Egesehir A.S. General Manager Ekrem Tükenmez said, “The October 30 earthquake showed us that there is a need for infrastructure for tests, experiments and analyzes required in field studies. At the Common Mind Meeting after the earthquake, suggestions such as making a building inventory, reviewing the plans, examining the fault lines and conducting microzonation studies were made. To do all this, infrastructure was needed. Thereupon, we established a laboratory that will carry out risk analysis for existing buildings in İzmir and that can meet national and international standards for ground-related tests and experiments. We are now in a position to perform 46 different experiments. We can do everything related to building health, including risky building detection. The laboratory also has the technical infrastructure for soil-related rock and soil experiments and tests. There are places in nature that we cannot see. We can comment on the surface, but there is also an area we do not know, which we call the underground. This center was designed to get to know these areas that we cannot see at work," he said. Ekrem Tükenmez said that there is no example of a laboratory in this scope in Turkey, where both risky structure detection and ground surveys can be carried out on a large area scale, and said, "This center has the capacity to turn into an institute and train scientists."

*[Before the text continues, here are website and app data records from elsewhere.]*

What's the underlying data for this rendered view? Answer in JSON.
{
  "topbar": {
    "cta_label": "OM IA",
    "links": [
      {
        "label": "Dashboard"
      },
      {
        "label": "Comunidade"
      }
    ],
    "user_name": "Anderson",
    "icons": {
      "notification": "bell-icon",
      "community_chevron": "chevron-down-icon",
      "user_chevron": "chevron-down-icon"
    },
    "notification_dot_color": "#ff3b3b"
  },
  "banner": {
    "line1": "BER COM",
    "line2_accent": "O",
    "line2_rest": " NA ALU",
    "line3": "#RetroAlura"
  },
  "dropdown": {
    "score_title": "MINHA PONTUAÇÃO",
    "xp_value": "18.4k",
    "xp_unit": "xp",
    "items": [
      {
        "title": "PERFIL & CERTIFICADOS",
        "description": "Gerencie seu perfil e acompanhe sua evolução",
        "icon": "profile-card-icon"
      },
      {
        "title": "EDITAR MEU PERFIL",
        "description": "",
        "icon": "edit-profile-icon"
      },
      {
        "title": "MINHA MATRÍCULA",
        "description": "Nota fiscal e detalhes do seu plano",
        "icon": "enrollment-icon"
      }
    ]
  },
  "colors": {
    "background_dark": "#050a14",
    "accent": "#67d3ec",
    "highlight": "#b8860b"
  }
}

Strength parameters are detected
Egeşehir Laboratory Concrete Laboratory Department Manager and civil engineer Ulaş Bağcı touched upon how the building risk analyzes are carried out and said, “We perform compressive strength tests with core samples taken from the columns of buildings that are classified as risky structures. Then we move on to risk detection using analysis programs. Therefore, experiments and tests are carried out to determine soil conditions, local soil classification, classification of soil and rock types, soil profiles, swelling-settlement and bearing capacity.
Gözde Nazlı Kalbaz, Geology Engineer and Head of the Ground Rock Laboratory Department, said, “Two-stage experiments are carried out on samples that represent the land conditions. In the first stage, we define the physical properties of the soil, namely the material. In the second stage, we determine the strength parameters with the devices and direct these parameters to the relevant people. They are also completing the project phase," he said.
What tests are done in the lab?
The laboratory was equipped with devices and equipment to meet the test and analysis needs required for risky structure detection and ground surveys. In the center, tests such as non-destructive-rebound tests, compressive strength, on-site determination of concrete compressive strength, coring and inspection and compressive strength, determination of the density of hardened concrete are carried out for the detection of risky structures.
In addition, within the scope of soil tests, three-axis UU test, direct shear, conventional and automatic consolidation, consistency limits, particle size distribution, specific gravity and conical penetration, as well as fully automatic and computer-controlled resonant column and helical shear, static triaxial compressive strength and consolidation , swelling experiments are carried out. With the “resonant column spiral shear test device” in the laboratory, the shear stiffness, strength and earthquake damping properties of soils during earthquakes are directly measured on samples, and with these data, the behavior of soils during earthquakes such as amplification of ground motion and liquefaction becomes more sensitive.